The second session is a blur of distorted vision and near-death experiences. Around every bend looms remarkably short odds on a plunge into a river valley. Around every bend looms the only too real chance of a wicket.
We are grafting now. Occupation of the crease has gotten no easier. But we are determined to survive to tea. Audible grunts are heard. Sweat pops. Brows furrow.
And look; we are there.
Tea break. We are off the still-rolling bus, and into the sweet, sweet squat.
Heaven never looked like this before.
MR Marsh lbw b Jadeja 4 (5/166)
MS Wade lbw b UT Yadav 8 (6/190)
MT Renshaw c Vijay b Ashwin 68 (7/196)
SNJ O’Keefe c Saha b UT Yadav 0 (8/205)
NM Lyon lbw b UT Yadav 0 (9/205)
MA Starc 57*, JR Hazlewood 1*
UT Yadav 4/32 from 12 overs
Stepping once more onto the old bus, for the final leg, we are weak and we are strong. We are groggy and we are determined. Around the death-defying edges of crumbling ravines we swerve, through inconceivable obstacles of traffic and detritus we plough on, and on. The Annapurna Range appears in snatches through the cloud. Houses, temples appear. Can we bat through the day? Can we make it?
The enormous expanse of Phewa Lake appears. We are Geoff Marsh and we are Mark Taylor. We are going to do it.
We bounce into the valley. And spot our accommodation.
“There it is!”
The bus brakes. Doors hiss open. And we are off.
Undefeated, raising our invisible bats to the non-existent crowd.
Imaginary applause carries us.
We can do anything.
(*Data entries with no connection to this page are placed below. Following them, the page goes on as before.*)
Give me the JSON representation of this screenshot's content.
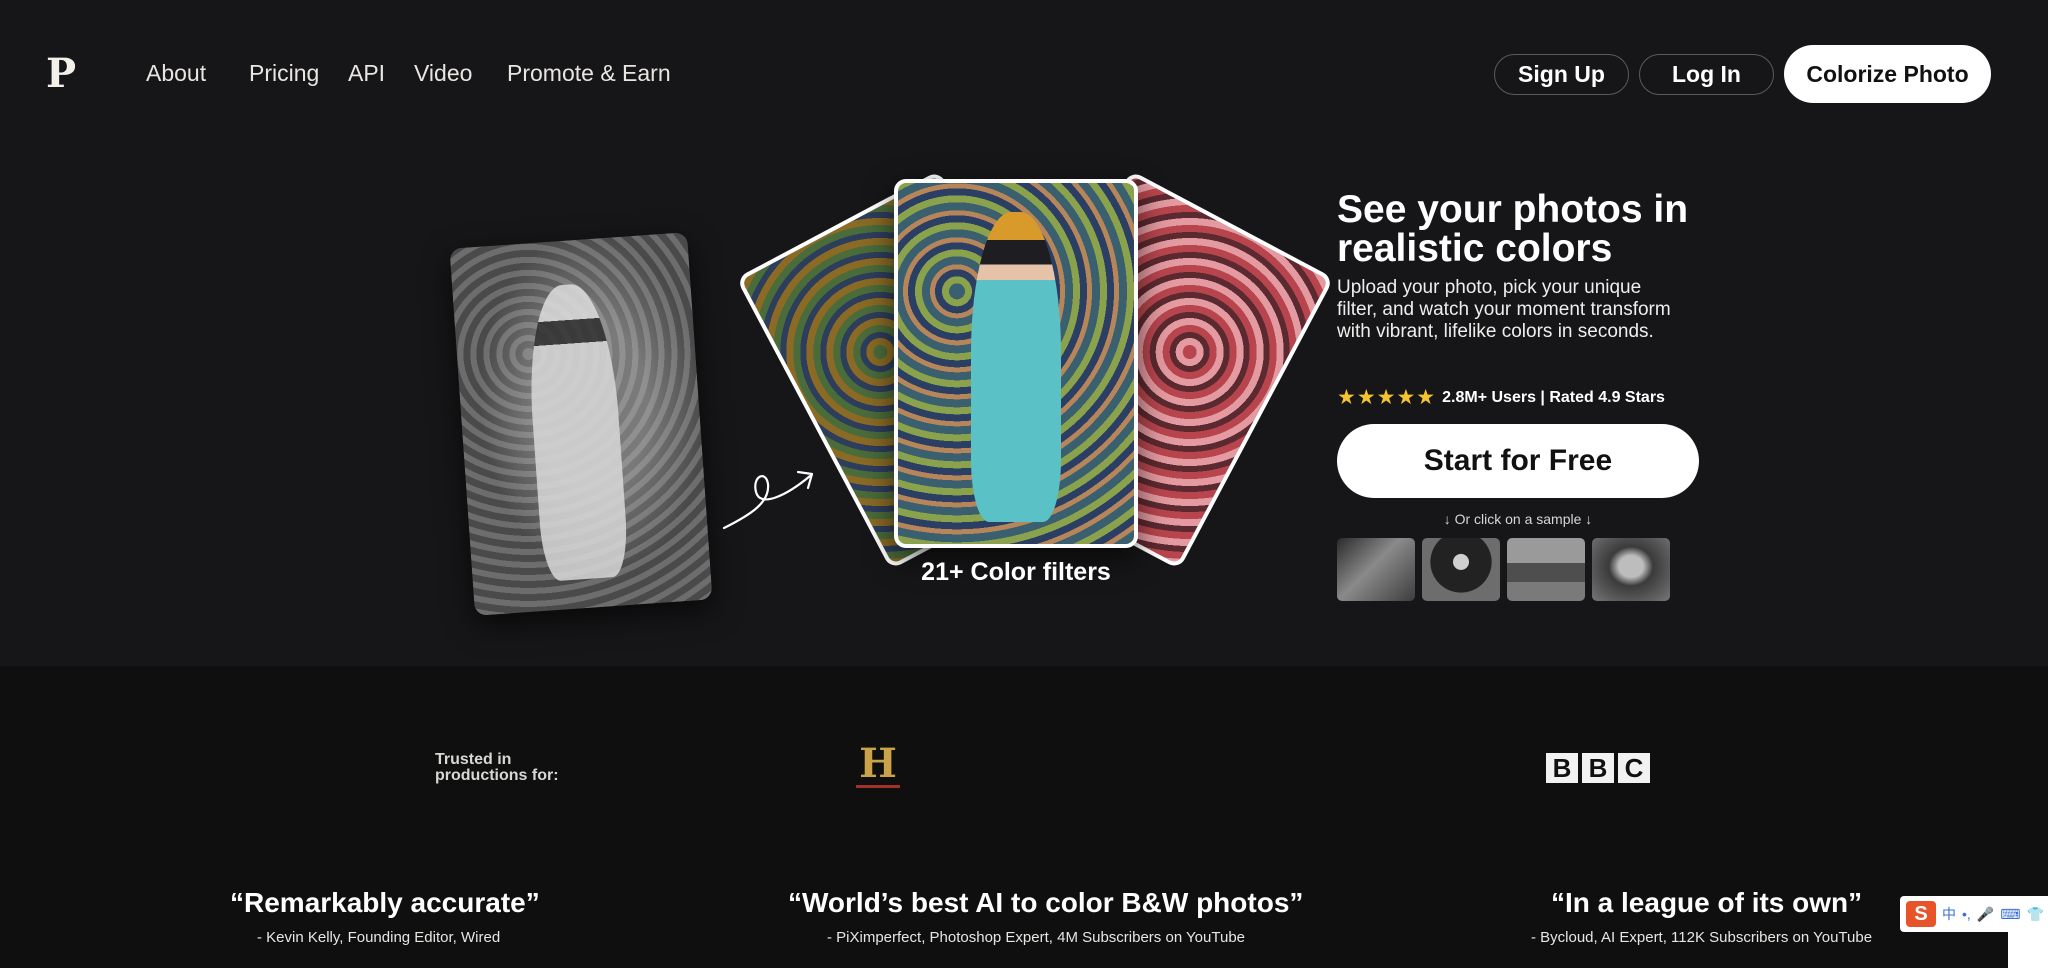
{
  "header": {
    "logo": "P",
    "nav": [
      "About",
      "Pricing",
      "API",
      "Video",
      "Promote & Earn"
    ],
    "sign_up": "Sign Up",
    "log_in": "Log In",
    "colorize": "Colorize Photo"
  },
  "hero": {
    "filters_caption": "21+ Color filters",
    "title": "See your photos in realistic colors",
    "subtitle": "Upload your photo, pick your unique filter, and watch your moment transform with vibrant, lifelike colors in seconds.",
    "stars": "★★★★★",
    "rating": "2.8M+ Users | Rated 4.9 Stars",
    "rating_value": 4.9,
    "cta": "Start for Free",
    "or_sample": "↓ Or click on a sample ↓"
  },
  "trust": {
    "label": "Trusted in productions for:",
    "history_logo": "H",
    "bbc_letters": [
      "B",
      "B",
      "C"
    ]
  },
  "quotes": [
    {
      "text": "“Remarkably accurate”",
      "by": "- Kevin Kelly, Founding Editor, Wired"
    },
    {
      "text": "“World’s best AI to color B&W photos”",
      "by": "- PiXimperfect, Photoshop Expert, 4M Subscribers on YouTube"
    },
    {
      "text": "“In a league of its own”",
      "by": "- Bycloud, AI Expert, 112K Subscribers on YouTube"
    }
  ],
  "ime": {
    "logo": "S",
    "items": [
      "中",
      "•,",
      "🎤",
      "⌨",
      "👕"
    ]
  },
  "colors": {
    "background": "#161517",
    "band": "#0f0f10",
    "star": "#f4c430",
    "button": "#ffffff"
  }
}
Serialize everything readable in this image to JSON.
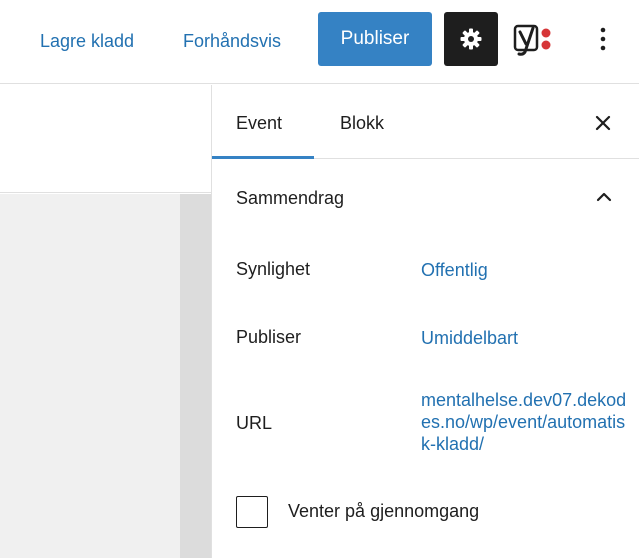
{
  "header": {
    "save_draft_label": "Lagre kladd",
    "preview_label": "Forhåndsvis",
    "publish_label": "Publiser",
    "settings_icon": "gear-icon",
    "yoast_icon": "yoast-logo-icon",
    "more_icon": "vertical-ellipsis-icon"
  },
  "sidebar": {
    "tabs": [
      {
        "label": "Event",
        "active": true
      },
      {
        "label": "Blokk",
        "active": false
      }
    ],
    "close_icon": "close-icon",
    "panel": {
      "title": "Sammendrag",
      "expanded": true,
      "chevron_icon": "chevron-up-icon",
      "rows": [
        {
          "label": "Synlighet",
          "value": "Offentlig"
        },
        {
          "label": "Publiser",
          "value": "Umiddelbart"
        },
        {
          "label": "URL",
          "value": "mentalhelse.dev07.dekodes.no/wp/event/automatisk-kladd/"
        }
      ],
      "checkbox": {
        "label": "Venter på gjennomgang",
        "checked": false
      }
    }
  },
  "colors": {
    "accent": "#3582c4",
    "link": "#2271b1",
    "dark_button": "#1e1e1e",
    "yoast_red": "#d63638"
  }
}
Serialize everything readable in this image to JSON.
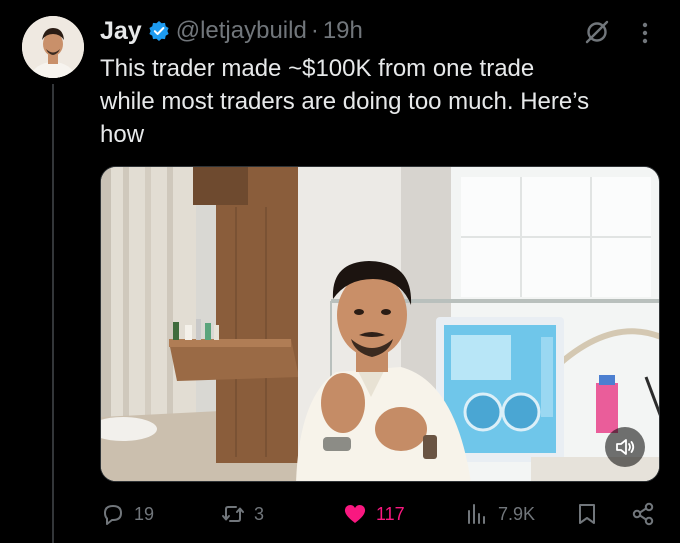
{
  "tweet": {
    "author_name": "Jay",
    "handle": "@letjaybuild",
    "separator": "·",
    "time": "19h",
    "text_lines": [
      "This trader made ~$100K from one trade",
      "while most traders are doing too much. Here’s",
      "how"
    ]
  },
  "media": {
    "type": "video",
    "volume_icon": "volume-icon"
  },
  "actions": {
    "replies": "19",
    "reposts": "3",
    "likes": "117",
    "views": "7.9K"
  },
  "colors": {
    "background": "#000000",
    "text": "#e7e9ea",
    "muted": "#71767b",
    "verified": "#1d9bf0",
    "like": "#f91880",
    "thread_line": "#333639"
  },
  "icons": [
    "verified-badge-icon",
    "grok-icon",
    "more-icon",
    "reply-icon",
    "repost-icon",
    "heart-icon",
    "views-icon",
    "bookmark-icon",
    "share-icon",
    "volume-icon"
  ]
}
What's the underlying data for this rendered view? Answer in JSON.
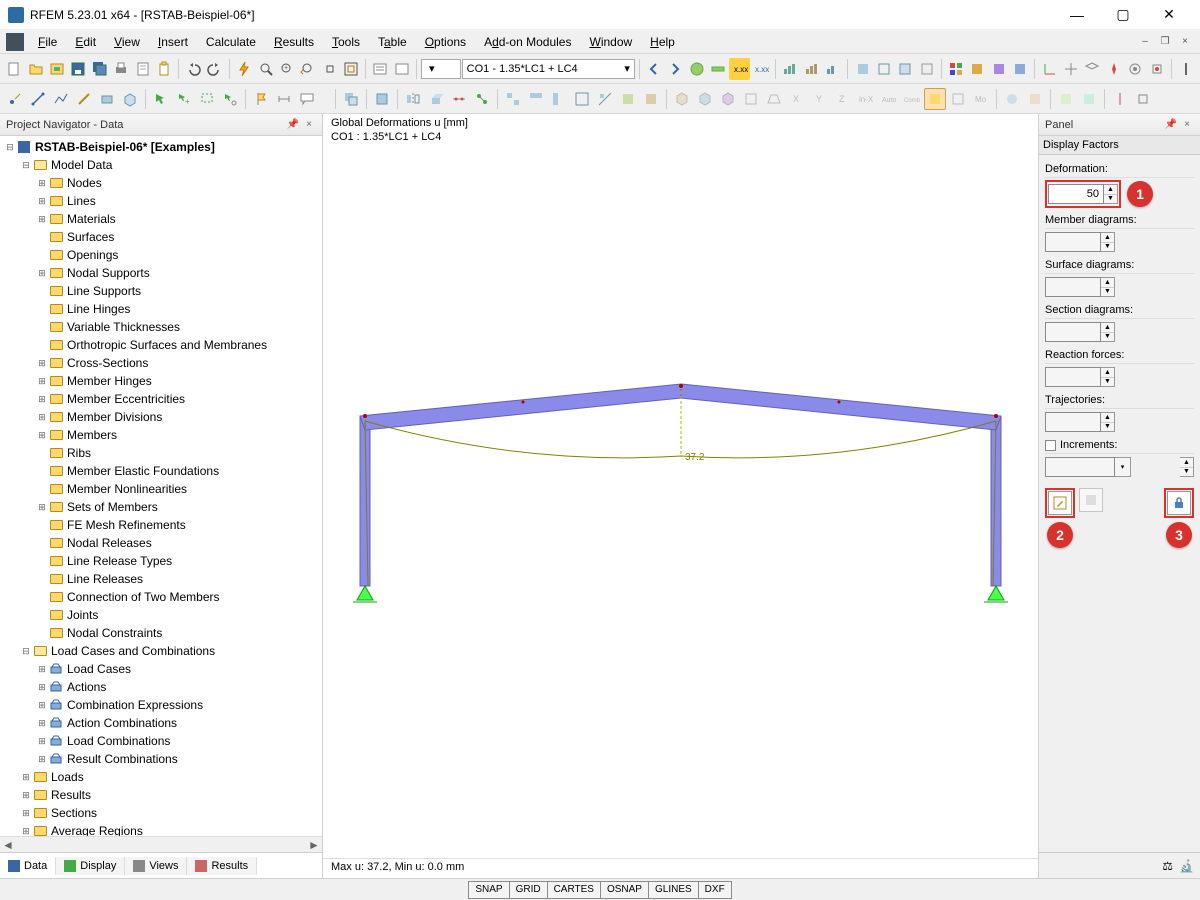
{
  "window": {
    "title": "RFEM 5.23.01 x64 - [RSTAB-Beispiel-06*]",
    "min": "—",
    "max": "▢",
    "close": "✕",
    "sub_min": "–",
    "sub_max": "❐",
    "sub_close": "×"
  },
  "menu": [
    "File",
    "Edit",
    "View",
    "Insert",
    "Calculate",
    "Results",
    "Tools",
    "Table",
    "Options",
    "Add-on Modules",
    "Window",
    "Help"
  ],
  "load_combo": "CO1 - 1.35*LC1 + LC4",
  "nav_title": "Project Navigator - Data",
  "tree": {
    "root": "RSTAB-Beispiel-06* [Examples]",
    "model_data": "Model Data",
    "model_items": [
      "Nodes",
      "Lines",
      "Materials",
      "Surfaces",
      "Openings",
      "Nodal Supports",
      "Line Supports",
      "Line Hinges",
      "Variable Thicknesses",
      "Orthotropic Surfaces and Membranes",
      "Cross-Sections",
      "Member Hinges",
      "Member Eccentricities",
      "Member Divisions",
      "Members",
      "Ribs",
      "Member Elastic Foundations",
      "Member Nonlinearities",
      "Sets of Members",
      "FE Mesh Refinements",
      "Nodal Releases",
      "Line Release Types",
      "Line Releases",
      "Connection of Two Members",
      "Joints",
      "Nodal Constraints"
    ],
    "lcc": "Load Cases and Combinations",
    "lcc_items": [
      "Load Cases",
      "Actions",
      "Combination Expressions",
      "Action Combinations",
      "Load Combinations",
      "Result Combinations"
    ],
    "tail": [
      "Loads",
      "Results",
      "Sections",
      "Average Regions"
    ]
  },
  "nav_tabs": [
    "Data",
    "Display",
    "Views",
    "Results"
  ],
  "viewport": {
    "title_line1": "Global Deformations u [mm]",
    "title_line2": "CO1 : 1.35*LC1 + LC4",
    "value_label": "37.2",
    "footer": "Max u: 37.2, Min u: 0.0 mm"
  },
  "panel": {
    "title": "Panel",
    "section_header": "Display Factors",
    "items": {
      "deformation": {
        "label": "Deformation:",
        "value": "50"
      },
      "member": {
        "label": "Member diagrams:",
        "value": ""
      },
      "surface": {
        "label": "Surface diagrams:",
        "value": ""
      },
      "section": {
        "label": "Section diagrams:",
        "value": ""
      },
      "reaction": {
        "label": "Reaction forces:",
        "value": ""
      },
      "traj": {
        "label": "Trajectories:",
        "value": ""
      },
      "incr": {
        "label": "Increments:",
        "value": ""
      }
    },
    "callouts": {
      "c1": "1",
      "c2": "2",
      "c3": "3"
    }
  },
  "status": [
    "SNAP",
    "GRID",
    "CARTES",
    "OSNAP",
    "GLINES",
    "DXF"
  ]
}
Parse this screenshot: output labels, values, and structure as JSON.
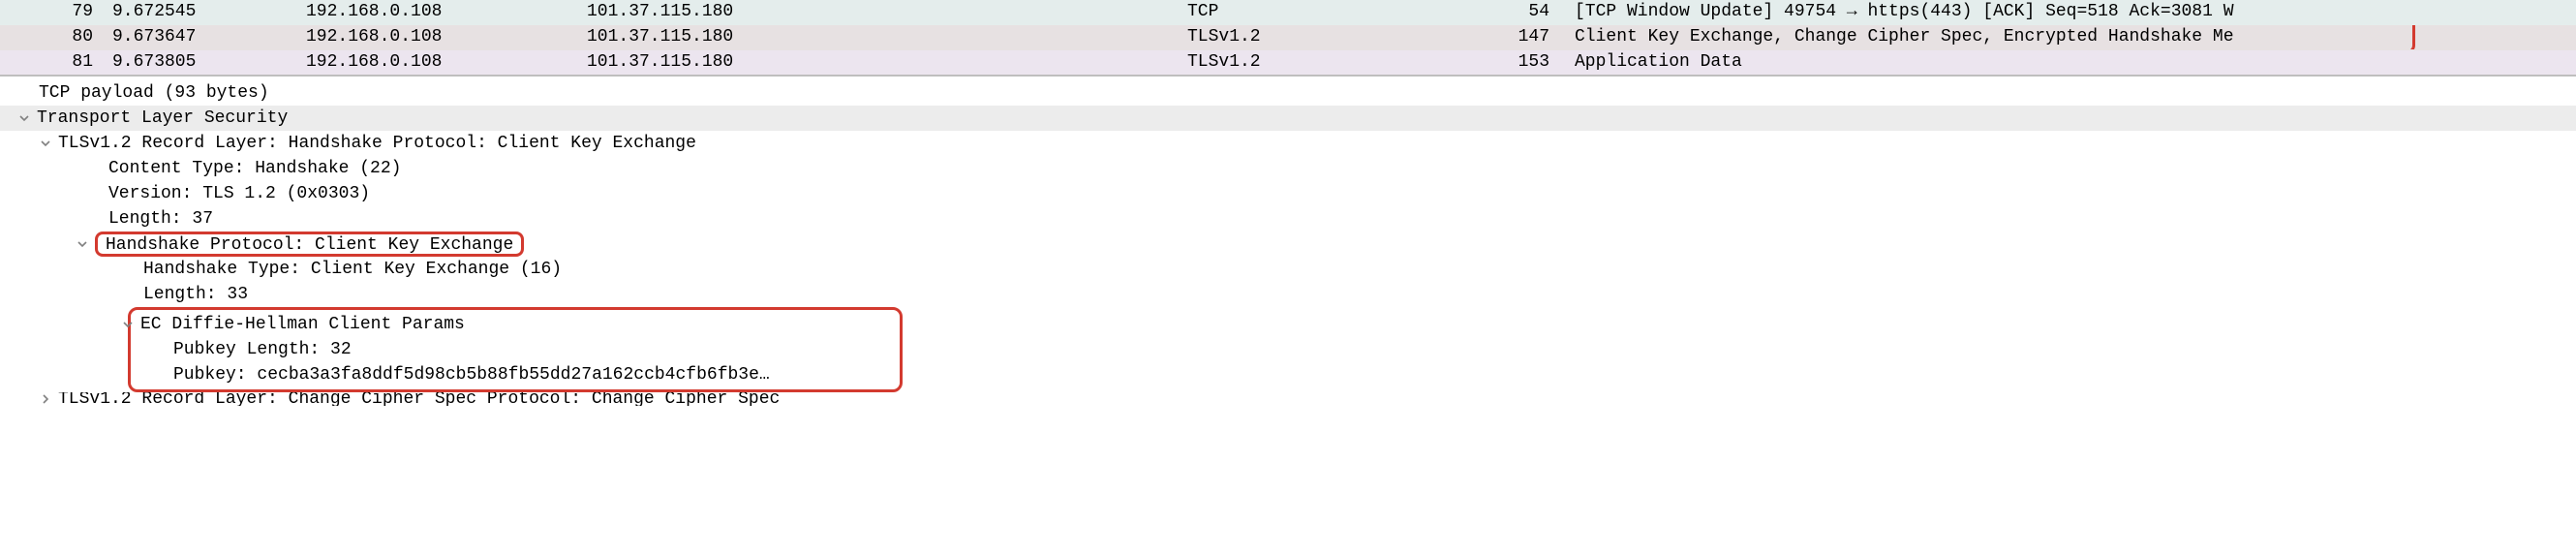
{
  "packets": [
    {
      "no": "79",
      "time": "9.672545",
      "src": "192.168.0.108",
      "dst": "101.37.115.180",
      "proto": "TCP",
      "len": "54",
      "info": "[TCP Window Update] 49754 → https(443) [ACK] Seq=518 Ack=3081 W"
    },
    {
      "no": "80",
      "time": "9.673647",
      "src": "192.168.0.108",
      "dst": "101.37.115.180",
      "proto": "TLSv1.2",
      "len": "147",
      "info": "Client Key Exchange, Change Cipher Spec, Encrypted Handshake Me"
    },
    {
      "no": "81",
      "time": "9.673805",
      "src": "192.168.0.108",
      "dst": "101.37.115.180",
      "proto": "TLSv1.2",
      "len": "153",
      "info": "Application Data"
    }
  ],
  "details": {
    "tcp_payload": "TCP payload (93 bytes)",
    "tls_root": "Transport Layer Security",
    "record_layer": "TLSv1.2 Record Layer: Handshake Protocol: Client Key Exchange",
    "content_type": "Content Type: Handshake (22)",
    "version": "Version: TLS 1.2 (0x0303)",
    "length1": "Length: 37",
    "handshake_proto": "Handshake Protocol: Client Key Exchange",
    "handshake_type": "Handshake Type: Client Key Exchange (16)",
    "length2": "Length: 33",
    "ecdh": "EC Diffie-Hellman Client Params",
    "pubkey_len": "Pubkey Length: 32",
    "pubkey": "Pubkey: cecba3a3fa8ddf5d98cb5b88fb55dd27a162ccb4cfb6fb3e…",
    "next_record": "TLSv1.2 Record Layer: Change Cipher Spec Protocol: Change Cipher Spec"
  }
}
With application, we can do anything.
*the sub-continental trots (you poor, poor man)
Full scoreboard from ESPNCricinfo link below: